#### [TASK PROMPT]
Tally the lines in the following entries that include the word "Randomize"; state only the total.
-------- INPUT
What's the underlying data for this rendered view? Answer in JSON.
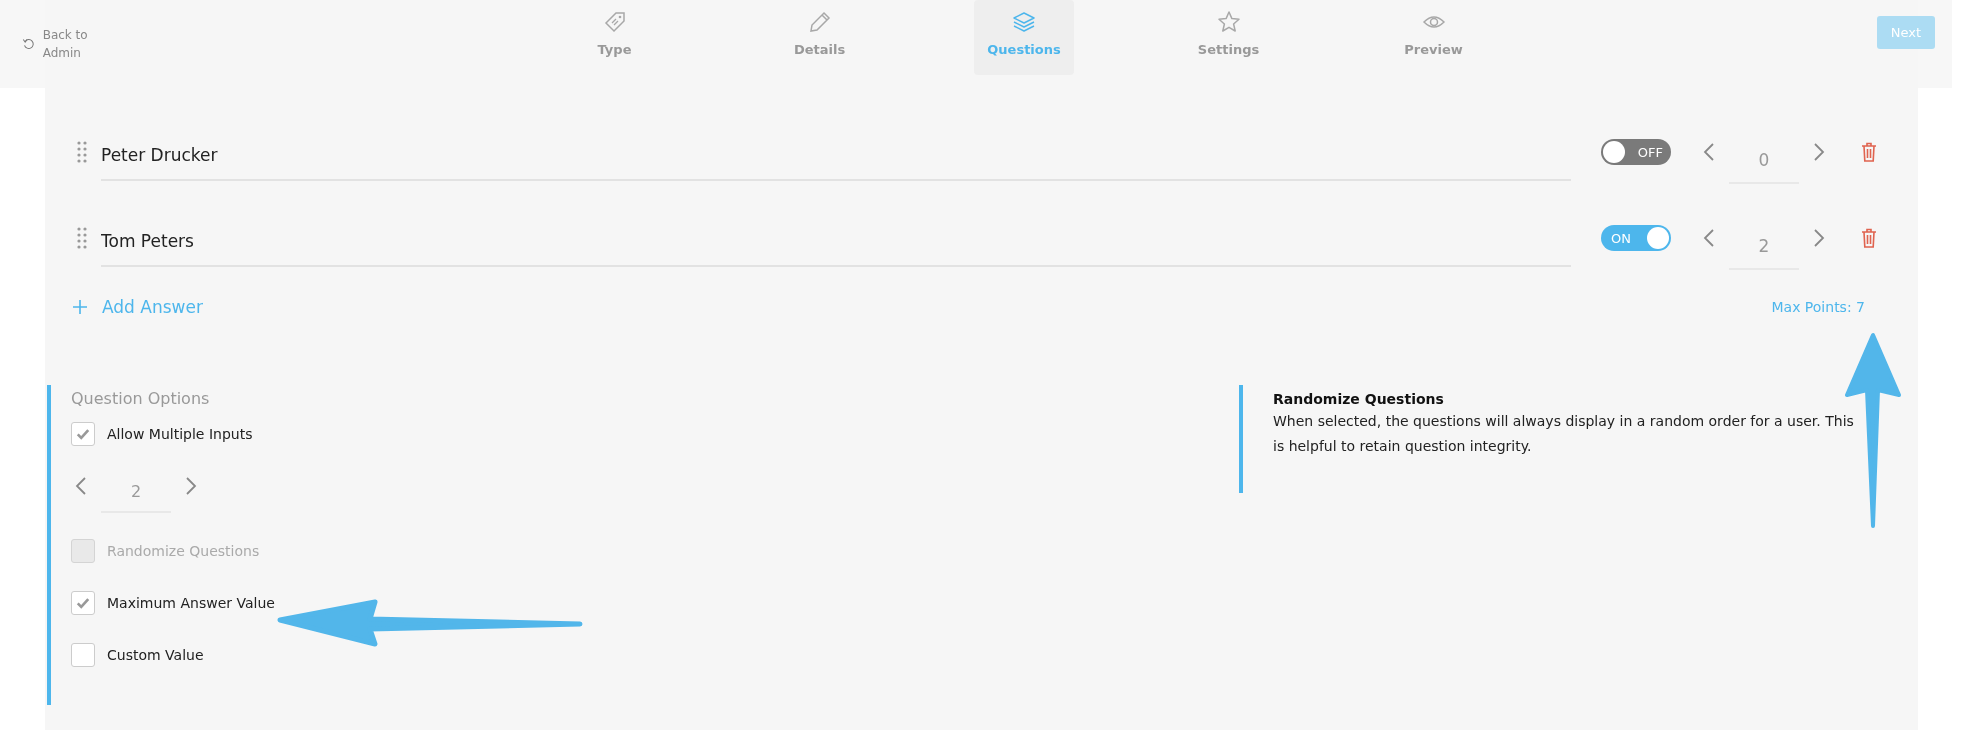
{
  "header": {
    "back_label": "Back to Admin",
    "tabs": [
      {
        "label": "Type",
        "selected": false
      },
      {
        "label": "Details",
        "selected": false
      },
      {
        "label": "Questions",
        "selected": true
      },
      {
        "label": "Settings",
        "selected": false
      },
      {
        "label": "Preview",
        "selected": false
      }
    ],
    "next_button": "Next"
  },
  "answers": [
    {
      "text": "Peter Drucker",
      "on": false,
      "toggle_label": "OFF",
      "points": "0"
    },
    {
      "text": "Tom Peters",
      "on": true,
      "toggle_label": "ON",
      "points": "2"
    }
  ],
  "add_answer": "Add Answer",
  "max_points": "Max Points: 7",
  "question_options": {
    "title": "Question Options",
    "options": [
      {
        "kind": "checkbox",
        "label": "Allow Multiple Inputs",
        "checked": true,
        "disabled": false
      },
      {
        "kind": "stepper",
        "value": "2"
      },
      {
        "kind": "checkbox",
        "label": "Randomize Questions",
        "checked": false,
        "disabled": true
      },
      {
        "kind": "checkbox",
        "label": "Maximum Answer Value",
        "checked": true,
        "disabled": false
      },
      {
        "kind": "checkbox",
        "label": "Custom Value",
        "checked": false,
        "disabled": false
      }
    ]
  },
  "help": {
    "title": "Randomize Questions",
    "text": "When selected, the questions will always display in a random order for a user. This is helpful to retain question integrity."
  }
}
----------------
#### [ANSWER SECTION]
2